“There is an input validation flaw in Internet Explorer that allows you to specify arbitrary arguments to the process responsible for handling URL protocols. This is the same type of input validation vulnerability that I discovered in the Safari 3 beta (see Safari for Windows, 0day exploit in 2 hours). When Firefox is installed it registers a URL protocol handler called FirefoxURL. When Internet Explorer encounters a reference to content inside the FirefoxURL URL scheme it calls ShellExecute with the EXE image path and passes the entire request URI without any input validation.”
In an email to SearchSecurity.com, Secunia CTO Thomas Kristensen said his firm tested the flaw and found that it’s a problem for Firefox and not Internet Explorer.
“Since Firefox 22.214.171.124, a new URI handler was registered on Windows systems to allow Web sites to force launching Firefox if the “firefoxurl://” URI was called (like ftp://, http://, or similar would call other applications),” he wrote. “However, the way in which the URI handler was registered by Firefox causes any parameter to be passed from IE (or another application) to Firefox when firefoxurl:// is activated.
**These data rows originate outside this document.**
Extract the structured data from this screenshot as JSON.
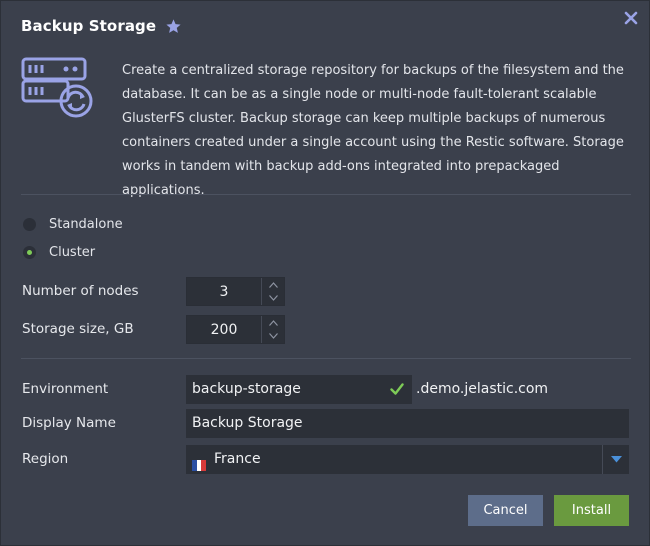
{
  "dialog": {
    "title": "Backup Storage",
    "description": "Create a centralized storage repository for backups of the filesystem and the database. It can be as a single node or multi-node fault-tolerant scalable GlusterFS cluster. Backup storage can keep multiple backups of numerous containers created under a single account using the Restic software. Storage works in tandem with backup add-ons integrated into prepackaged applications."
  },
  "mode": {
    "options": [
      {
        "label": "Standalone",
        "selected": false
      },
      {
        "label": "Cluster",
        "selected": true
      }
    ]
  },
  "nodes": {
    "label": "Number of nodes",
    "value": "3"
  },
  "storage": {
    "label": "Storage size, GB",
    "value": "200"
  },
  "environment": {
    "label": "Environment",
    "value": "backup-storage",
    "suffix": ".demo.jelastic.com"
  },
  "display_name": {
    "label": "Display Name",
    "value": "Backup Storage"
  },
  "region": {
    "label": "Region",
    "value": "France"
  },
  "buttons": {
    "cancel": "Cancel",
    "install": "Install"
  },
  "colors": {
    "background": "#3b404c",
    "accent_green": "#6a9a3f",
    "cancel_blue": "#5d6d8a",
    "icon_purple": "#9aa3e6",
    "check_green": "#7ecb57",
    "dropdown_blue": "#4a90d9"
  },
  "icons": {
    "star": "star-icon",
    "close": "close-icon",
    "app": "server-backup-icon",
    "check": "checkmark-icon",
    "dropdown": "chevron-down-icon",
    "flag": "france-flag-icon"
  }
}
Due to the implementation of the “-chrome” parameter, it became possible to inject code that would be executed within Firefox.”
Since I posted that, Mozilla security chief Window Snyder has sounded off about the flaw in her blog.
“It is important to note that if you are using Firefox to browse the Web you *are not* vulnerable to this attack,” she wrote. “While we have seen no evidence of attackers exploiting this issue, there is proof -of -concept code available publicly. So we recommend that people use Firefox and as always take care when browsing unknown Web sites.”
So there you have it. More disagreement over who is actually affected by this flaw.
In the final analysis, regardless of which program is affected, the lesson for users is the same: You need to stay away from untrusted Web sites. If you are visiting porn and gambling sites or shopping online using a site that doesn’t clearly outline how the merchant is protecting your credit card data, you’re asking for trouble no matter which browser you’re using.
Symantec going private?
Everyone is on constant watch for the latest merger-acquisition or IPO, but for something a bit different, the folks at RiskBloggers.com are chewing over rumors that Symantec may be about to make a dramatic announcement.
“This is only a rumor, if it were an actual event you would be instructed by the authorities where to redeem your SYMC stock … Multiple friends of Risk Bloggers have told me that Symantec has been in talks with investors over their strategic options, with the most likely outcome (if anything happens) being a move to go private!” Jim Reavis wrote. “Stepping out of the public markets would likely accelerate the massive industry shakeup we have been seeing, it may soon become pointless to have information security indices if we don’t have stocks to track.”
He noted that Symantec’s stock has been up and down of late, and while he believes John Thompson is “a great CEO and has made some very smart moves to beef up their enterprise solutions,” a couple of years sans SOX will allow the execs to focus more on the business and aligning their healthy security and storage product portfolio with market needs.
Whatever happens with Symantec, he said, “We can be certain that the megadeals we have seen in information security are not over. I would certainly think that since Google bought Postini, MessageLabs will get picked up soon, I would assume their Star Technologies Services spinoff announcement in June was the necessary precursor to get a deal done.”
About Security Blog Log: Senior News Writer Bill Brenner peruses security blogs each day to see what’s got the information security community buzzing. In this column he lists the weekly highlights. If you’d like to comment on the column or bring new security blogs to his attention, contact him at email@example.com.